A Benalla homeowner has been told they must pay out of their own pocket to have a fox trapped on their property euthanised.
In a bid to protect the nests of native turtles on their land Mr and Mrs Versteegan had set a fox trap.
This was in response to finding an array of nests destroyed, dug up by foxes wandering in from a neighboring reserve.
Last week they captured one of the culprits.
Mrs Versteegan said this was when their problems started.
‘‘I called the council and they told me it was not their responsibility,’’ Mrs Versteegan said.
‘‘I was also told that I was not allowed to release it, and I didn’t want to release it anyway as the idea of trapping it was to protect the turtles.’’
After trying several different options the Versteegan’s contacted The Ensign, wanting to let the public know that it was individual landowners who were responsible for the cost of destroying pests.
‘‘We were told that we had to arrange for a local vet to attend and put it down,’’ Mr Versteegan said.
To be fair Benalla Rural City Council said it did offer help to the Versteegans and explained it could not euthanise the animal itself as it had no authority under the Domestic Animals Act 1994.
The council did arrange for an independent party to visit the property and euthanise the animal for them, unfortunately they were unable to do so.
However, regardless of small efforts like that of the Versteegans, larger state-based programs are having a positive effect in helping to protect native animals.
One of these initiatives, a North Central Catchment Management Authority (CMA) program aimed at protecting turtles in the north of the state, has produced some astounding results.
Only one per cent of juvenile turtles survive in the region, due mostly to predation by foxes.
Foxes raid nests, eat turtle eggs or attack the babies as they make the journey to the water.
From October to December, North Central CMA worked with the Australian Government’s National Landcare Program, the Victorian Government’s Department of Environment, Land, Water and Planning, Turtles Australia and Western Sydney University on an intensive fox-baiting program.
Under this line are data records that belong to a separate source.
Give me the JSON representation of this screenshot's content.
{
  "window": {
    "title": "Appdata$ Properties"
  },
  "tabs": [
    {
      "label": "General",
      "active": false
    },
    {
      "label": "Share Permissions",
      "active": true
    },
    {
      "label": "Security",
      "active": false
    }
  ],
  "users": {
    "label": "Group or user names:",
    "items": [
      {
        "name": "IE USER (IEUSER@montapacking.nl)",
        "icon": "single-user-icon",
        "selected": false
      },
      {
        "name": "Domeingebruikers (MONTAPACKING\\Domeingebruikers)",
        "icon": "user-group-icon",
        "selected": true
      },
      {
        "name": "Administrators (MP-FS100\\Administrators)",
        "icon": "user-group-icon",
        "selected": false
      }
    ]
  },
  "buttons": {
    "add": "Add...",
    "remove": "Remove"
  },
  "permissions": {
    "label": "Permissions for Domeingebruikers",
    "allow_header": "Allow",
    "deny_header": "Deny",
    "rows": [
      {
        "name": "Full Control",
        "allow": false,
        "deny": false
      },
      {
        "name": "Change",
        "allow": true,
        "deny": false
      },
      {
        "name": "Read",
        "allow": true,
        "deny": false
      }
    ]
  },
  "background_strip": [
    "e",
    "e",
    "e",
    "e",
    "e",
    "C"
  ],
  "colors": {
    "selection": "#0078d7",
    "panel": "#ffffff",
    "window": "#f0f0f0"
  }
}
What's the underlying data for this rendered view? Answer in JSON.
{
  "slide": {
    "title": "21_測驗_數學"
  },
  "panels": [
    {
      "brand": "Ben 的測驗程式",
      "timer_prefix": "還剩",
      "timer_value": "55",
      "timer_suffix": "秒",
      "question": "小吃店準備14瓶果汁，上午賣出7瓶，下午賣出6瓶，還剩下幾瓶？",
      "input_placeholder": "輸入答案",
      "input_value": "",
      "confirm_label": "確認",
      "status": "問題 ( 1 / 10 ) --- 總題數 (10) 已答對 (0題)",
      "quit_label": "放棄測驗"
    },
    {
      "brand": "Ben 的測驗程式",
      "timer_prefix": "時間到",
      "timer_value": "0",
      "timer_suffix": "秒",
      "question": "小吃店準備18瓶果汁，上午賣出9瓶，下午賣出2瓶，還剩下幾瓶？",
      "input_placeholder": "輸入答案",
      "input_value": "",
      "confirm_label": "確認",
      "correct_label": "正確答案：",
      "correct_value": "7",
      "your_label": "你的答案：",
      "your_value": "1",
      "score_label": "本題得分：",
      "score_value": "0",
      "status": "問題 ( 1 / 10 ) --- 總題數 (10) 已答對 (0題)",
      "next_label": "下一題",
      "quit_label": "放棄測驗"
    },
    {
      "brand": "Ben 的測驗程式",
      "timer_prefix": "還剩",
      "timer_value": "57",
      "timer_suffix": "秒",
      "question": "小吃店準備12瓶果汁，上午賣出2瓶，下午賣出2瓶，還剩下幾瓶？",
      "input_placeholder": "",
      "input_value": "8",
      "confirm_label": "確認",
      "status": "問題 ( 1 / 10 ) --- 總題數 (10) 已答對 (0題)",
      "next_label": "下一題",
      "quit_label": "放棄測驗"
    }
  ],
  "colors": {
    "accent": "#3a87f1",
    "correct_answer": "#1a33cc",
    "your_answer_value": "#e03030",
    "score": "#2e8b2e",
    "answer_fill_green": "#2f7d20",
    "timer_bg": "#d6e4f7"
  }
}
‘‘We targeted the breeding season of Murray River and eastern long-neck turtles, with the aim of getting fox numbers down and protecting turtle nests,’’ North Central CMA project manager Amy Russell said.
‘‘We laid poisonous baits every 200 metres and refreshed them over the 10 weeks in key turtle nesting areas in the Gunbower State Forest, in what was the most intensive baiting program the region has ever seen.
‘‘We also supported research into non-lethal methods to manage the impacts of foxes.
‘‘In the end, foxes took more than 755 baits — 450 of them in the first five days — which is a huge number.’’
WSU researchers and Turtles Australia set up a series of comparison sites to measure the program’s effectiveness.
‘‘What they found was remarkable,’’ Ms Russell said.
‘‘There was a reduction in the number of raided nests by more than 70 per cent, compared to normal baited areas.
‘‘That proves that intensive baiting is a lot more effective.
‘‘Turtles Australia conducted a survey after rain, when foxes and turtles are more active, in both baited and non-baited areas.
‘‘They found 100 raided nests in the non-baited area, and only one raided nest in the baited area. That is a really exciting result.
‘‘Turtles Australia is currently surveying and will go back again in April to continue monitoring and the ongoing assessment of the baiting program.
‘‘If the community would like to get involved they can contact Turtles Australia.’’
Ms Russell thanked the broader community for their help during the baiting program.
‘‘Visitors to the forest kept their pet dogs on their leads and we didn’t have any reports of dogs taking baits,’’ she said.
‘‘This program was a first for us, but with the level of community support, and the level of effectiveness, we should only need to roll it out every three years, which means we will have generations of turtles benefiting across the whole region.’’